Bionic Six April 6 − November 12, 1987
Visionaries: Knights of the Magical Light September 21 – December 14, 1987
Peter Pan and the Pirates September 8, 1990 – September 10, 1991
Spider-Man: The Animated Series (with Korean studios) November 19, 1994 – January 31, 1998
An American Tail 3: The Treasure of Manhattan Island November 16, 1998

References[edit]

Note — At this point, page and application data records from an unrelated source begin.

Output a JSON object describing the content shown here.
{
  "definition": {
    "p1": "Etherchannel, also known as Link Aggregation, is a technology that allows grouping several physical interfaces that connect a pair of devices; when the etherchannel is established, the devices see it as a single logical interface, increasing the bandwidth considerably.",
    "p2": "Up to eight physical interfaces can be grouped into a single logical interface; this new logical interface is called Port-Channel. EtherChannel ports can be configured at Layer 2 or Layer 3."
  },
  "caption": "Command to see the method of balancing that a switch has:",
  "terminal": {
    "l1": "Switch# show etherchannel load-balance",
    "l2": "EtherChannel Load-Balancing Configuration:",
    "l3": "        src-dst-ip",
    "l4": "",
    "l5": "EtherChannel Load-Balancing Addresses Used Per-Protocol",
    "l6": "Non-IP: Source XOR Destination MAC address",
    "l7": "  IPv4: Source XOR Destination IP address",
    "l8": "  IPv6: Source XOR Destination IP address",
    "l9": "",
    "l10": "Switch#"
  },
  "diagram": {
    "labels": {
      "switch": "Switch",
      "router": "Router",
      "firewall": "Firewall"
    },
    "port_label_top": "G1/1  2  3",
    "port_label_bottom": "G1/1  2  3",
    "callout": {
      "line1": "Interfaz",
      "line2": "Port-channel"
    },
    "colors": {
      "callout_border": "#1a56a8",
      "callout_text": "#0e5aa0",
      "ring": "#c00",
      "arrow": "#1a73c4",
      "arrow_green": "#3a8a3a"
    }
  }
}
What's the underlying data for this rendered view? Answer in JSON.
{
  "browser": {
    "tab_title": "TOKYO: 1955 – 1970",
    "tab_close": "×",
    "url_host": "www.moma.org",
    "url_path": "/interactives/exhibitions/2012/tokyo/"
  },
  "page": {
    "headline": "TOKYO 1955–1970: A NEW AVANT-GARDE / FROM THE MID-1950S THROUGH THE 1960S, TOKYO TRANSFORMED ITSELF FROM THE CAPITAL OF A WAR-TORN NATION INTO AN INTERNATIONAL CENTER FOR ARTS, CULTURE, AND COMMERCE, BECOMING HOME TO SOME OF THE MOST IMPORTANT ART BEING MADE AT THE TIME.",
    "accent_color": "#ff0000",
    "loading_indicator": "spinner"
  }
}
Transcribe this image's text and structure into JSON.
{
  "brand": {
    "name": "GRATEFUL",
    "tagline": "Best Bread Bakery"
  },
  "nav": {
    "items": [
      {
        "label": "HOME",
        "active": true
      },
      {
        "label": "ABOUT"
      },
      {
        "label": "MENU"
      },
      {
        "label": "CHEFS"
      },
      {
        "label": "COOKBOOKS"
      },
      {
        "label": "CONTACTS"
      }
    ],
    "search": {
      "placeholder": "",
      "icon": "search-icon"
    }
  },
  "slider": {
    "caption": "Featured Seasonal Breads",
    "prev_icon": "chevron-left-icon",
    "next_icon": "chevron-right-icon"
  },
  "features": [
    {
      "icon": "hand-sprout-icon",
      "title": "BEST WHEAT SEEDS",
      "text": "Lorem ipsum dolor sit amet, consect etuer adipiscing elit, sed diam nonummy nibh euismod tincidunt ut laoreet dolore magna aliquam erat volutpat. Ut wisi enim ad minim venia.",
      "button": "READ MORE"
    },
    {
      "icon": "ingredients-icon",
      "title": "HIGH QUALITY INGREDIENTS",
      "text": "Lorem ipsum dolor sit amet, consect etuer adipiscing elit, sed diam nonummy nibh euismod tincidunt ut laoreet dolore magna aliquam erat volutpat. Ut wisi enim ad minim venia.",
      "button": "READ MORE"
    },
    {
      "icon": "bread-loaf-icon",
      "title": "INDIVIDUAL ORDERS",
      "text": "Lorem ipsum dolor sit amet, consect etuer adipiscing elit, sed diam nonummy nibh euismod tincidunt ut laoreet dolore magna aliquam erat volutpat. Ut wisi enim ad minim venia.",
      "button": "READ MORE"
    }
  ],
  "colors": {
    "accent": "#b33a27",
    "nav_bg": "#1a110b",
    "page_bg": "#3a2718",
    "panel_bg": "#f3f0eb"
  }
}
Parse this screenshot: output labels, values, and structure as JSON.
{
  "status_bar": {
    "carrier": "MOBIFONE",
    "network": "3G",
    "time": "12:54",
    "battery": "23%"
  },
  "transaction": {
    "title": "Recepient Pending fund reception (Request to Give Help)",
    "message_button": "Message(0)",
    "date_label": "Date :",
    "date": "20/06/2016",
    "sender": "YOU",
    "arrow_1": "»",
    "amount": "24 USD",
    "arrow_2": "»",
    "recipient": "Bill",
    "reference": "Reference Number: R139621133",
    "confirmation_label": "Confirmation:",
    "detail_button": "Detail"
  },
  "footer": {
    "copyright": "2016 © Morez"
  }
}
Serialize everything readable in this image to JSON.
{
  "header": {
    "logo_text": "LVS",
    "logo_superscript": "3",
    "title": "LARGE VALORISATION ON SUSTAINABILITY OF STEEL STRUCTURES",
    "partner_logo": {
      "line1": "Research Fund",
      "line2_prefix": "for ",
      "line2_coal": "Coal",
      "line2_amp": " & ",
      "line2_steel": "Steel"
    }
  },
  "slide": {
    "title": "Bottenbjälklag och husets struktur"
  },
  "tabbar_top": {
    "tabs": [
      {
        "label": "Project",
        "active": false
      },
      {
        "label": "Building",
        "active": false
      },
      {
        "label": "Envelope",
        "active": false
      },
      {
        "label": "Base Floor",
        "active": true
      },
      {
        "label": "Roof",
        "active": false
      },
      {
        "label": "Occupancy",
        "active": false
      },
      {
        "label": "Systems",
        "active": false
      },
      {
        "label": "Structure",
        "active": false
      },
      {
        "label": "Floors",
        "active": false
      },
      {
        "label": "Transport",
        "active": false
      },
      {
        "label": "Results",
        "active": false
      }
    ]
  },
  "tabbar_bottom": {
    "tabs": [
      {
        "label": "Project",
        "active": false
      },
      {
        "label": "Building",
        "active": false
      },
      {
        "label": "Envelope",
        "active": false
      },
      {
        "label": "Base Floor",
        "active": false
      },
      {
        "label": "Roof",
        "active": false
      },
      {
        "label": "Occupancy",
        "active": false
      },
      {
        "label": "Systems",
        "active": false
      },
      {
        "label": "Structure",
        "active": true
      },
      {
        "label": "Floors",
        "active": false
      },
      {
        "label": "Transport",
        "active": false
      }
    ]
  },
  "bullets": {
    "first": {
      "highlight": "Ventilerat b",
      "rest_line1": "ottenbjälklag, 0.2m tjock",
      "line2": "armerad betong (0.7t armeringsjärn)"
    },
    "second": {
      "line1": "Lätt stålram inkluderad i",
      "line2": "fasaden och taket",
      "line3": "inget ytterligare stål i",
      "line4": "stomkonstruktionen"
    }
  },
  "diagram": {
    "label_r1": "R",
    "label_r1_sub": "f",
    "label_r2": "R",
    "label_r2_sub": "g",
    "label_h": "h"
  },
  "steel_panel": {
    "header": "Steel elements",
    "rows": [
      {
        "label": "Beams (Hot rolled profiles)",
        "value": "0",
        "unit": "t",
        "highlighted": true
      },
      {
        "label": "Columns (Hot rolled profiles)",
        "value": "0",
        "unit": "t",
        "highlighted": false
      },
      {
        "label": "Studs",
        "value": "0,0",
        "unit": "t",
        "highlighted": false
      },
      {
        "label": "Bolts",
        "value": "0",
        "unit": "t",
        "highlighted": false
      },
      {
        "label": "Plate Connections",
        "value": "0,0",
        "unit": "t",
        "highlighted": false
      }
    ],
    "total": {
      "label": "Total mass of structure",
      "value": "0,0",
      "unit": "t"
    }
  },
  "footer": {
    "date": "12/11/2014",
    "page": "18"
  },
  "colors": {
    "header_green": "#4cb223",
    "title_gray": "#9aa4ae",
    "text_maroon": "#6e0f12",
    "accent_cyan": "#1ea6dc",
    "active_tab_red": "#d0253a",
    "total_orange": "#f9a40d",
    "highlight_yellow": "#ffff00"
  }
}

  1. ^ "Notice Concerning Exchange of Shares to Convert Sammy NetWorks Co., Ltd., SEGA TOYS CO., LTD. and TMS ENTERTAINMENT, LTD. into Wholly Owned Subsidiaries of SEGA SAMMY HOLDINGS INC" (PDF). Sega Sammy Holdings Inc. 27 August 2010. Retrieved 9 January 2017. 
  2. ^ a b c "TMS Entertainment Co., Ltd. Company Profile". Tms-e.co.jp. 2015-03-31. Retrieved 2017-01-09. 
  3. ^ "思い出のキャラ図鑑". Ningyonoie.com. Retrieved 2015-12-04. 
  4. ^ "TMS Entertainment Co., Ltd. Company". Tms-e.co.jp. Retrieved 2017-01-09. 
  5. ^ "Hayao Miyazaki //". Nausicaa.net. 1941-01-05. Retrieved 2017-01-08. 
  6. ^ "テレコム・アニメーションフィルム オフィシャルサイト". Telecom-anime.com. Retrieved 2017-01-08. 
  7. ^ "About us | テレコム・アニメーションフィルム オフィシャルサイト". Telecom-anime.com. Retrieved 2017-01-08. 
  8. ^ "Merrill Lynch ups stake in TMS". The Japan Times. 2003-12-31. Retrieved 2017-01-09. 
  9. ^ Clements, Jonathan; McCarthy, Helen (2014). The Anime Encyclopedia: A Century of Japanese Animation (3rd ed.). Stone Bridge Press. p. 850. ISBN 9781611720181. 
  10. ^ a b c d e f g h i j k l m n o p q "Title List Action and Adventure". TMS Entertainment. Retrieved January 18, 2017. 
  11. ^ a b c d "Title List Science Fiction". TMS Entertainment. Retrieved January 18, 2017. 
  12. ^ a b c d "Title List Family Entertainment". TMS Entertainment. Retrieved January 18, 2017. 
  13. ^ Patten, Fred (September 15, 2013). "The "Teenagers From Outer Space" Genre". Cartoon Research. Retrieved May 28, 2014. 

External links[edit]